The Bears are a shockingly healthy team heading into Week 10. They’re only missing a couple contributors on offense, but their defense is as close to full health as you could realistically expect this deep into the season. They also recently got left guard Cody Whitehair back from injured reserve, bolstering a better-than-they-look offensive line.
Biggest strength: Rushing attack
Per PFF, the Bears offensive line ranks second in run blocking, while ESPN’s run block win rate ranks them 14th. Either way, even if the Lions can stop the Bears’ decent duo of running backs (David Montgomery and Khalil Herbert), Fields is going to give them a handful. Chicago is really leaning into their quarterback’s mobility as of late, and it has resulted in Fields averaging over 100 yards rushing over the past three games.
This is your reminder that the Lions defense has allowed...
- Jalen Hurts to run for 90 yards
- Carson Wentz to rush for 23 yards
- Geno Smith to rush for 49 yards
- Aaron Rodgers to rush for 40 yards
Biggest weakness: Run defense
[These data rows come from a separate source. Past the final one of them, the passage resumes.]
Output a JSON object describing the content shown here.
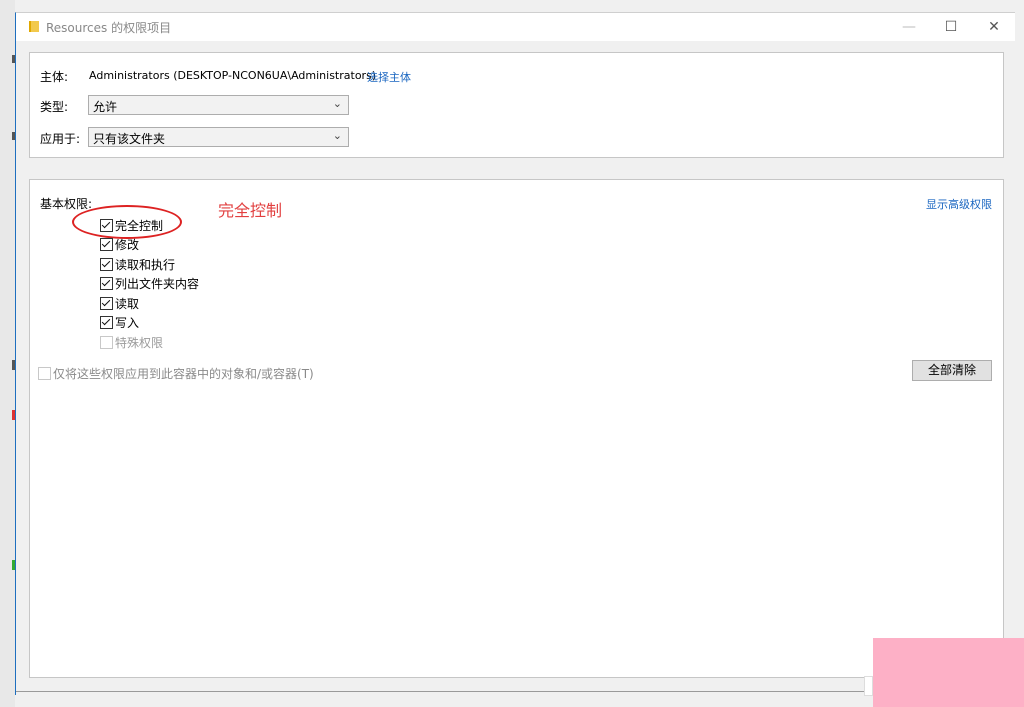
{
  "window": {
    "title": "Resources 的权限项目",
    "controls": {
      "minimize": "—",
      "maximize": "☐",
      "close": "✕"
    }
  },
  "principal": {
    "label": "主体:",
    "value": "Administrators (DESKTOP-NCON6UA\\Administrators)",
    "select_link": "选择主体"
  },
  "type": {
    "label": "类型:",
    "value": "允许"
  },
  "applies_to": {
    "label": "应用于:",
    "value": "只有该文件夹"
  },
  "basic_permissions": {
    "label": "基本权限:",
    "advanced_link": "显示高级权限",
    "items": [
      {
        "label": "完全控制",
        "checked": true,
        "enabled": true
      },
      {
        "label": "修改",
        "checked": true,
        "enabled": true
      },
      {
        "label": "读取和执行",
        "checked": true,
        "enabled": true
      },
      {
        "label": "列出文件夹内容",
        "checked": true,
        "enabled": true
      },
      {
        "label": "读取",
        "checked": true,
        "enabled": true
      },
      {
        "label": "写入",
        "checked": true,
        "enabled": true
      },
      {
        "label": "特殊权限",
        "checked": false,
        "enabled": false
      }
    ],
    "apply_only_container": {
      "label": "仅将这些权限应用到此容器中的对象和/或容器(T)",
      "checked": false,
      "enabled": false
    },
    "clear_all_button": "全部清除"
  },
  "annotation": {
    "text": "完全控制",
    "color": "#e24040"
  }
}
I’ve already talked about how bad the Bears run defense is, but here’s something that could really, really matter on Sunday: Chicago ranks 29th in stopping short-yardage situations, allowing a conversion 80 percent of the time (league average is 67%). That has been an area of struggle for the Lions (55% rate), but they could bounce back this week.
Vegas line for Sunday: Bears by 2.5